45,177. Such relentless inhumanity forms the iceberg beneath the Guardian’s current exposé of Murdoch’s alleged payment of £1m hush money to those whose phones his News of the World reporters have criminally invaded. ‘A cultural Chernobyl’, is how the German investigative journalist Reiner Luyken, based in London, described Murdoch’s effect on British life. Of course, there is a colourful Fleet Street history of lies, damn lies, but no proprietor ever attained the infectious power of Murdoch’s putrescence. To public truth and decency and freedom, he is as the dunghill is to the blowfly. The rich and famous can usually defend themselves with expensive libel actions; but most of Murdoch’s victims are people like the Hillsborough parents, who suffer without recourse. John Pilger, article New Statesman 'Murdoch: A Cultural Chernobyl'
5,220. In damned dreams and devilish dark moments I see the horror show of deep-frozen Saturday nights fronting the gates of Hell at Murdoch’s Wapping. The snorting leviathan lorries smashing down the hill, rage-red front covers of The Sun displayed like pirate flags in the windscreens, smashing down, down to the barbed wire and the purple-faced protesters. Ah the jumping-jingo joy of those guardians of capitalism, the bobby-gangsta-boys in blue, and see how tenderly they finger their bully-sticks. (Work & Trade Union & Strike & Industrial Action & Press & Newspapers & Solidarity & Demonstration) esias
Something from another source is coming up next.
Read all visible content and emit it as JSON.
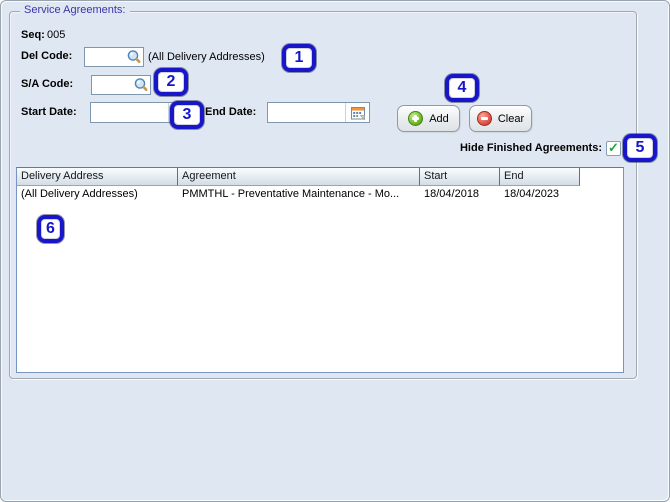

45,042. There are laws to protect the freedom of the press’s speech, but none that are worth anything to protect the people from the press. Mark Twain, License of the Press 1873